What is required: Repeat the entries word for word. Leave nothing out.

Supplied records:
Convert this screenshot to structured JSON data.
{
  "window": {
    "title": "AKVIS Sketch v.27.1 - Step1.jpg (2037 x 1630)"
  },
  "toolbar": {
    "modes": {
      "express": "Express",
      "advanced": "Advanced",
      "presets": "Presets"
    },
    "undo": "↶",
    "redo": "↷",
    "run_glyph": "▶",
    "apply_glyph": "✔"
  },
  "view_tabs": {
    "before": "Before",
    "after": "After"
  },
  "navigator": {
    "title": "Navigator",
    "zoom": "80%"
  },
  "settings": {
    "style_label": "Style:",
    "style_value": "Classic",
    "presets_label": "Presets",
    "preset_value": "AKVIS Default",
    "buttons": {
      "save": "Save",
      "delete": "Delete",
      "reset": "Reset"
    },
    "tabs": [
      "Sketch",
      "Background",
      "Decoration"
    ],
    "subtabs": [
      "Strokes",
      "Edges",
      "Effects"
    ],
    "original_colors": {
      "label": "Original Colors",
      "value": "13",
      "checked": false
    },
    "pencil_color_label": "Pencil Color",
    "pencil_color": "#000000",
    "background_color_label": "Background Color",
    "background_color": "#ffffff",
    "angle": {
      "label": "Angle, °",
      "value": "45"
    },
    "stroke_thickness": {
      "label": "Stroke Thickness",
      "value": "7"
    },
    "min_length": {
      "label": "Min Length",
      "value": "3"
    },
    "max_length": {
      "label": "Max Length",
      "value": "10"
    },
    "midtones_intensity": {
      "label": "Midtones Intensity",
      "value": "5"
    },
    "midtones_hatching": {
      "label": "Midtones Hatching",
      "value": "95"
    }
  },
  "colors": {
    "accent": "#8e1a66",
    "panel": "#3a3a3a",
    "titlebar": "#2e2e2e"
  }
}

Answer to this exercise:
Convert this screenshot to structured JSON data.
{
  "window": {
    "title": "AKVIS Sketch v.27.1 - Step1.jpg (2037 x 1630)"
  },
  "toolbar": {
    "modes": {
      "express": "Express",
      "advanced": "Advanced",
      "presets": "Presets"
    },
    "undo": "↶",
    "redo": "↷",
    "run_glyph": "▶",
    "apply_glyph": "✔"
  },
  "view_tabs": {
    "before": "Before",
    "after": "After"
  },
  "navigator": {
    "title": "Navigator",
    "zoom": "80%"
  },
  "settings": {
    "style_label": "Style:",
    "style_value": "Classic",
    "presets_label": "Presets",
    "preset_value": "AKVIS Default",
    "buttons": {
      "save": "Save",
      "delete": "Delete",
      "reset": "Reset"
    },
    "tabs": [
      "Sketch",
      "Background",
      "Decoration"
    ],
    "subtabs": [
      "Strokes",
      "Edges",
      "Effects"
    ],
    "original_colors": {
      "label": "Original Colors",
      "value": "13",
      "checked": false
    },
    "pencil_color_label": "Pencil Color",
    "pencil_color": "#000000",
    "background_color_label": "Background Color",
    "background_color": "#ffffff",
    "angle": {
      "label": "Angle, °",
      "value": "45"
    },
    "stroke_thickness": {
      "label": "Stroke Thickness",
      "value": "7"
    },
    "min_length": {
      "label": "Min Length",
      "value": "3"
    },
    "max_length": {
      "label": "Max Length",
      "value": "10"
    },
    "midtones_intensity": {
      "label": "Midtones Intensity",
      "value": "5"
    },
    "midtones_hatching": {
      "label": "Midtones Hatching",
      "value": "95"
    }
  },
  "colors": {
    "accent": "#8e1a66",
    "panel": "#3a3a3a",
    "titlebar": "#2e2e2e"
  }
}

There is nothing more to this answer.